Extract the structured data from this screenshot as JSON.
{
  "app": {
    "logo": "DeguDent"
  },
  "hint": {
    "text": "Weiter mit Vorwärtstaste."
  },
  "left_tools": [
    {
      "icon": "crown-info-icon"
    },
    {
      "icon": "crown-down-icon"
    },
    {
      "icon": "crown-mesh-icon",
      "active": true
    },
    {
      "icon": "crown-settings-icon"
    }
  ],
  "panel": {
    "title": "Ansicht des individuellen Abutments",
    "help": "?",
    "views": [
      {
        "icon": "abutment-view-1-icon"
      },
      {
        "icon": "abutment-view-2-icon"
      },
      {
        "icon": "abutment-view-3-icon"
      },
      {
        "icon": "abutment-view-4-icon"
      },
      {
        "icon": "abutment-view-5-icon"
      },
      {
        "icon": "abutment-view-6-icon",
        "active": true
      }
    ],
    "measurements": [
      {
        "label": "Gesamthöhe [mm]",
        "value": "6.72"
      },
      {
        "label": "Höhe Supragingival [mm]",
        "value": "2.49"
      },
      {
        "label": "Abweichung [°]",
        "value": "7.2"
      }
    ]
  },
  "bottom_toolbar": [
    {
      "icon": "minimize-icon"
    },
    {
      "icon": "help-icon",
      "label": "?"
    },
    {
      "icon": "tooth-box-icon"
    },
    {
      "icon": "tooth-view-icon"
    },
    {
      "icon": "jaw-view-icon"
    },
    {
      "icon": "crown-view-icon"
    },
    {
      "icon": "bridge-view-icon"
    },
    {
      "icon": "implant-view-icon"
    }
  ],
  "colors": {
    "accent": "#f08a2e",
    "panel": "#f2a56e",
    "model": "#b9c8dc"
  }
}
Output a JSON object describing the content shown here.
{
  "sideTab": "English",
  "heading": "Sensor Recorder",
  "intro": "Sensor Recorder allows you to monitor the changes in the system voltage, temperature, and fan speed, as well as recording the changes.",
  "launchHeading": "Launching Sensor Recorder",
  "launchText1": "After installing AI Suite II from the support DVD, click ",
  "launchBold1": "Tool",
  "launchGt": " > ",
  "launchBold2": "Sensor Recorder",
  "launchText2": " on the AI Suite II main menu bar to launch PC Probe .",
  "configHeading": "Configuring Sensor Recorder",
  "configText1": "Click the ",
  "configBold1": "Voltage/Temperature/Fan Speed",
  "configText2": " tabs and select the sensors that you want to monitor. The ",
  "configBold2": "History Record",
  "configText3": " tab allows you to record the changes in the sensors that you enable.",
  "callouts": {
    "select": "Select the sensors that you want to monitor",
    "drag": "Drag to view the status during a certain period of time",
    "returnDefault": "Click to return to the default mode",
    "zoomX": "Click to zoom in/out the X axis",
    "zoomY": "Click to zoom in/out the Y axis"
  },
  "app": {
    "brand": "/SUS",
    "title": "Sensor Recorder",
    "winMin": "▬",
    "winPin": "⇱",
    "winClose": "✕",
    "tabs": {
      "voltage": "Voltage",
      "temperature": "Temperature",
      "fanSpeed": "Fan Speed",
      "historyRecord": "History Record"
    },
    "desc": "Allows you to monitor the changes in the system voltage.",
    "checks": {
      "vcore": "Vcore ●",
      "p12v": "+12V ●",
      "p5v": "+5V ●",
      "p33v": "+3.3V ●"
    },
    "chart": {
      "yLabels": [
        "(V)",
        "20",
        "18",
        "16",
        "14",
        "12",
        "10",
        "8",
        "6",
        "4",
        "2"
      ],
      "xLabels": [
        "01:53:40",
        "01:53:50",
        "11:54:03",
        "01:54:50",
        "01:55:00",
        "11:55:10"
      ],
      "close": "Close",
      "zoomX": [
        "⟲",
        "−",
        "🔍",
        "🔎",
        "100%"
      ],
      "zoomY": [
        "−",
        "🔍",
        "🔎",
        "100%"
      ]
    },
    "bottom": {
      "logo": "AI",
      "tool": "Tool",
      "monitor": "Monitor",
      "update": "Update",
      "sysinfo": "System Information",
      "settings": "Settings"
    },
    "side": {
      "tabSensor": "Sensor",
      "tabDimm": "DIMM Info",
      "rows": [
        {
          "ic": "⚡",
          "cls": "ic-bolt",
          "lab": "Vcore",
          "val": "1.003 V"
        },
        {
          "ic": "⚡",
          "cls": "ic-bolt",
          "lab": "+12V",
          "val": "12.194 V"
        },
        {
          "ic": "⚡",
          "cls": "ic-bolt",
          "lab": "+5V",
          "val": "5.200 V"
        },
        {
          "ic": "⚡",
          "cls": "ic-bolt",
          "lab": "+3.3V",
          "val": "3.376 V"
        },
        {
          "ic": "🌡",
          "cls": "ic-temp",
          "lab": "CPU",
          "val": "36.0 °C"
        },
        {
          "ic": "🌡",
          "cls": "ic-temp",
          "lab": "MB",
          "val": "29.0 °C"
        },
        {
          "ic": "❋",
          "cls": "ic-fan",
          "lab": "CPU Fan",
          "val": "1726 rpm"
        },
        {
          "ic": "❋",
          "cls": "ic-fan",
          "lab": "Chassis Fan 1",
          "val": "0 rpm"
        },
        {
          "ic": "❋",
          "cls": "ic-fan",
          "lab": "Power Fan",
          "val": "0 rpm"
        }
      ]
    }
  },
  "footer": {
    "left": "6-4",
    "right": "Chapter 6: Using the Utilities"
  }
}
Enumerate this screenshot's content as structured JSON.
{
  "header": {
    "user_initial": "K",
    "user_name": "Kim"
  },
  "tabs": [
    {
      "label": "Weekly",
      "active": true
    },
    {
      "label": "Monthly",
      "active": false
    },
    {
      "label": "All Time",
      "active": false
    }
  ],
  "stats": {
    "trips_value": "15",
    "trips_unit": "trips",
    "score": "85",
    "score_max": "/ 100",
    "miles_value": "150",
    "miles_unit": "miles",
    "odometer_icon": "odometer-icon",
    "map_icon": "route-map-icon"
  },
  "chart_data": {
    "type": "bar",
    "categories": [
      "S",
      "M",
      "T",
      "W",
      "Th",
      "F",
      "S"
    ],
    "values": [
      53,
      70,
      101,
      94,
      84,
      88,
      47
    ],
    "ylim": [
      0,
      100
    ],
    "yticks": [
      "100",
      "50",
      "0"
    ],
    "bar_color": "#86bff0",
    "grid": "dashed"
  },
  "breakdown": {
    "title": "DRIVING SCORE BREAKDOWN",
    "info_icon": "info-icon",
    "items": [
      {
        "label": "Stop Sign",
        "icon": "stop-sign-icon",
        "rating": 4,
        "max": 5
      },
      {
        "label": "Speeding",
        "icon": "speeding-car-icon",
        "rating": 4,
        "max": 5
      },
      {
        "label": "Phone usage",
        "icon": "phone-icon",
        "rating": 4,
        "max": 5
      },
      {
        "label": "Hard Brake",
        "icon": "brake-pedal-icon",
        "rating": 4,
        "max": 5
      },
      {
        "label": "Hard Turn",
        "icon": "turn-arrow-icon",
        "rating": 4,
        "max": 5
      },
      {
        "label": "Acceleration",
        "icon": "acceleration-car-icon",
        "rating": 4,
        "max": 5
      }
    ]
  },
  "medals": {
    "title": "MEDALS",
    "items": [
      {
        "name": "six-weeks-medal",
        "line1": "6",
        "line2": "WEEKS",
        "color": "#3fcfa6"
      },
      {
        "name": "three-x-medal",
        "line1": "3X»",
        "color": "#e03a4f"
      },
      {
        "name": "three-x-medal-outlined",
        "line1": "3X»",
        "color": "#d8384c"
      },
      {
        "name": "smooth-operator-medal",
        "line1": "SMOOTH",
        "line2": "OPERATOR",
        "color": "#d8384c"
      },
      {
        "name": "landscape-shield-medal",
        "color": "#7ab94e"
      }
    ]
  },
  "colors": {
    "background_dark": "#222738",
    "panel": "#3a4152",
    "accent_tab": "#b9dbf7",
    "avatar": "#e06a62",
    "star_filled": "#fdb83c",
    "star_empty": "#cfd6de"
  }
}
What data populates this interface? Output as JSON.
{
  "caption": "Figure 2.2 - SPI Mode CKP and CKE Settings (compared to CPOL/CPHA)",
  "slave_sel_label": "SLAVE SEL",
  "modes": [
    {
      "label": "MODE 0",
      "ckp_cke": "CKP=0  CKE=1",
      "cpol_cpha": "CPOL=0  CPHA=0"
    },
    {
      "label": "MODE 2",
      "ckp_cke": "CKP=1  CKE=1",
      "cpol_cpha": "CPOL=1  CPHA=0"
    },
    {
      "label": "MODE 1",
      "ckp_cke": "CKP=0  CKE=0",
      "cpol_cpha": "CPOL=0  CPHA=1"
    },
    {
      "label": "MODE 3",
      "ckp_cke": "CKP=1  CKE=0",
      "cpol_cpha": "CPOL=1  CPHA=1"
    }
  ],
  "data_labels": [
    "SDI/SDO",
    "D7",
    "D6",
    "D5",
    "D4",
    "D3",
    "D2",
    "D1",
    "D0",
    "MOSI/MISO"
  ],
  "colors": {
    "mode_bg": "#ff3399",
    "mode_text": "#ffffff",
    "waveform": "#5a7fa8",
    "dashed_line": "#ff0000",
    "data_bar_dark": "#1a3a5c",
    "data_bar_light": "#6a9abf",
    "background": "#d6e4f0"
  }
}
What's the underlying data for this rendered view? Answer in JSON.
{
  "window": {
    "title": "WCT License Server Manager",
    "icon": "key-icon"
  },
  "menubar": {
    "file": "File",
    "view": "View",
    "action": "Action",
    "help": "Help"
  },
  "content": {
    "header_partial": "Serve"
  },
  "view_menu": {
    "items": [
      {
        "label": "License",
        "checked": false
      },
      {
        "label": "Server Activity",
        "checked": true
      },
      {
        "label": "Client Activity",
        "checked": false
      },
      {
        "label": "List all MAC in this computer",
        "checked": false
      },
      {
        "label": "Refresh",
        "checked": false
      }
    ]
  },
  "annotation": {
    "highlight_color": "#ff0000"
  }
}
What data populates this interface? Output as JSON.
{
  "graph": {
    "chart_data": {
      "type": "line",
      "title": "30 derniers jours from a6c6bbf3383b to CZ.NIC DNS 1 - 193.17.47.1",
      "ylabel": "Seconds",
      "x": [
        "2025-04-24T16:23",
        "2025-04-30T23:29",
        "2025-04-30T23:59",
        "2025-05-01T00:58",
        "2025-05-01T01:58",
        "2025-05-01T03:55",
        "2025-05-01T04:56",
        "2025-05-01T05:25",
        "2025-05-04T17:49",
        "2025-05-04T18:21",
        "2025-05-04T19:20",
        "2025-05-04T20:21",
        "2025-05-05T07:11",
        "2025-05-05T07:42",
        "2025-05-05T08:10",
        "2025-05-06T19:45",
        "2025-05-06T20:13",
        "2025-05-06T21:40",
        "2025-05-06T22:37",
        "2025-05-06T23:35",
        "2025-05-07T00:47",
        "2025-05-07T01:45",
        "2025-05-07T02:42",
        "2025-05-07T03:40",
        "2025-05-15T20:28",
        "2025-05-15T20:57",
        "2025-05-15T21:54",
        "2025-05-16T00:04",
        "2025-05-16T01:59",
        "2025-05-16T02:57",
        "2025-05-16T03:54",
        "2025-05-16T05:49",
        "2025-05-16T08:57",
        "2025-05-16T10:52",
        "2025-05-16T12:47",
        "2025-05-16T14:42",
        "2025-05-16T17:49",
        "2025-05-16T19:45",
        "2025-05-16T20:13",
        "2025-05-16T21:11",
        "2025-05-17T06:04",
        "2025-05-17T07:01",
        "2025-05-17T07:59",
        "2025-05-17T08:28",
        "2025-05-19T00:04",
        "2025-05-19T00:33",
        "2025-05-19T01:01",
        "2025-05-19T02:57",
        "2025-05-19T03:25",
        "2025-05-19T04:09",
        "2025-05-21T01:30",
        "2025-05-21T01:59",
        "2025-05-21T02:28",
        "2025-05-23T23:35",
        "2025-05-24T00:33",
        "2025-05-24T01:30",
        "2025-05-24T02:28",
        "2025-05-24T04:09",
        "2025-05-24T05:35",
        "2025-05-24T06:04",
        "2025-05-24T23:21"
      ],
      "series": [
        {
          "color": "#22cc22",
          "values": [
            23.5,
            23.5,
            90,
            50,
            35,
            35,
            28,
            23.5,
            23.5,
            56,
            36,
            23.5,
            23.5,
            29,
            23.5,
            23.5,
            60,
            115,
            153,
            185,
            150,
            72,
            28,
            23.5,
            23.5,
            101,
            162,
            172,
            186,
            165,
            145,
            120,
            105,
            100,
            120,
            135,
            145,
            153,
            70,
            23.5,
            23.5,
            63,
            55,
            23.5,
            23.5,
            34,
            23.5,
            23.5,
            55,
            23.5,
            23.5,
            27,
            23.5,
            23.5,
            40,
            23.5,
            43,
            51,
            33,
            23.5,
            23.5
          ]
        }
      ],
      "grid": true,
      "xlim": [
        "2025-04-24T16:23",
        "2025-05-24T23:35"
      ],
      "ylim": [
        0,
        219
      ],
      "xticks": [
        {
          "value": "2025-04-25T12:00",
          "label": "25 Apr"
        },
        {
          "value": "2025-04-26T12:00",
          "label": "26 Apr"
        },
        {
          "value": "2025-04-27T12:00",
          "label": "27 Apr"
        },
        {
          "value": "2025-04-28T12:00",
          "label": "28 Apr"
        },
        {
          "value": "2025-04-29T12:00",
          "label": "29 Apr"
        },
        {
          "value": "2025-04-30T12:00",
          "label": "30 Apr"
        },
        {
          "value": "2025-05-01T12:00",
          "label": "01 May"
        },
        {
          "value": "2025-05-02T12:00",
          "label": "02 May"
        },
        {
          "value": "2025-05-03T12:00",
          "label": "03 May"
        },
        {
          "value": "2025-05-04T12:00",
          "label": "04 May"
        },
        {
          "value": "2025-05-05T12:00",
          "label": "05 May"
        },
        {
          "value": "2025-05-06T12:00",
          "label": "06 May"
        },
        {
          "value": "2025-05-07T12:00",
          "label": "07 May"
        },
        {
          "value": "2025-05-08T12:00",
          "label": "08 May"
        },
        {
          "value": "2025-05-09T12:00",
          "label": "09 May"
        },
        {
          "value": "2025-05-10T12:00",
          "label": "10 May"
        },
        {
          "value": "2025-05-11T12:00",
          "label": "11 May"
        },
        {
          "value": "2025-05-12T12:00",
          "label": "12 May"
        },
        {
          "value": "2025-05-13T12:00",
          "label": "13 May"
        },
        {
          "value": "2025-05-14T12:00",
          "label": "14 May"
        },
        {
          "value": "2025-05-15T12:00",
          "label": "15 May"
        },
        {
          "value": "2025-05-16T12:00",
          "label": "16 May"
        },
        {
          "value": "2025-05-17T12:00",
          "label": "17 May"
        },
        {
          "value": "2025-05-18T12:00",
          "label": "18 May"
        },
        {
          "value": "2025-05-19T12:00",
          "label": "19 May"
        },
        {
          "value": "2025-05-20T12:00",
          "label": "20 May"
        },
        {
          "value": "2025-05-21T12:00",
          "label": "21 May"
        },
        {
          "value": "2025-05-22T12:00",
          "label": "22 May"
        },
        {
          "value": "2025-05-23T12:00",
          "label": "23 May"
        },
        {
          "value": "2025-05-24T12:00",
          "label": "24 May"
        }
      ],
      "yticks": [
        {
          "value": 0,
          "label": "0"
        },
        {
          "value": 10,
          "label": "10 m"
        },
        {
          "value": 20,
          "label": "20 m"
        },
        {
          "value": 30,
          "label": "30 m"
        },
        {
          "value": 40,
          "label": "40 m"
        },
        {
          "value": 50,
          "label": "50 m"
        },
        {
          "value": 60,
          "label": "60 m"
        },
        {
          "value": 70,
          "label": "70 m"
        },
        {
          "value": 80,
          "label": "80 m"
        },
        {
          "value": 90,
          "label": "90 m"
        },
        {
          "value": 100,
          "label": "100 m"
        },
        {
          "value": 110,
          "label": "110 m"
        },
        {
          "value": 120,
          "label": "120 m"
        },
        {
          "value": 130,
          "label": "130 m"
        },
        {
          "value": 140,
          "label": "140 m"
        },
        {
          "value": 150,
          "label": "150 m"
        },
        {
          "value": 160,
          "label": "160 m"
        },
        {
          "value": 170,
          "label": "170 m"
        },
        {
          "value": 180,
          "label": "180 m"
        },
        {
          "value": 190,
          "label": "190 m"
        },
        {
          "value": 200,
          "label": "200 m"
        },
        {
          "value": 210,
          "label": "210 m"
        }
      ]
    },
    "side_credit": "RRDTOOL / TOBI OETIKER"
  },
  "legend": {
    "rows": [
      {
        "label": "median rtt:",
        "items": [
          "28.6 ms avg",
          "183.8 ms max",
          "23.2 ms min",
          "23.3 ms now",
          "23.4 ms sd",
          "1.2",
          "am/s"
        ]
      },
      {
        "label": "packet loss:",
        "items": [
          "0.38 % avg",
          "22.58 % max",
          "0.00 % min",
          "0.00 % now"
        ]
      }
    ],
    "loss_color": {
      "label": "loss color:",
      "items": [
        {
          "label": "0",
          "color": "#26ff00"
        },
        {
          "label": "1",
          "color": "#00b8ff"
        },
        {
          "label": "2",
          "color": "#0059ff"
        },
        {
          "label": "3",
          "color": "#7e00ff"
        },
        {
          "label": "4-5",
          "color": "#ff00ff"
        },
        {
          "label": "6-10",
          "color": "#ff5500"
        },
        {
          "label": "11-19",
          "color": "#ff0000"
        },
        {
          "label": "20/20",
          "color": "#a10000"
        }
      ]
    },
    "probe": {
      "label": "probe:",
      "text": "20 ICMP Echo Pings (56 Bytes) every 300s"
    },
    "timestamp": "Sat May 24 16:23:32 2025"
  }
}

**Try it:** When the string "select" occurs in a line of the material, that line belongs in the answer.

**Response below:**
  "configText2": " tabs and select the sensors that you want to monitor. The ",
    "select": "Select the sensors that you want to monitor",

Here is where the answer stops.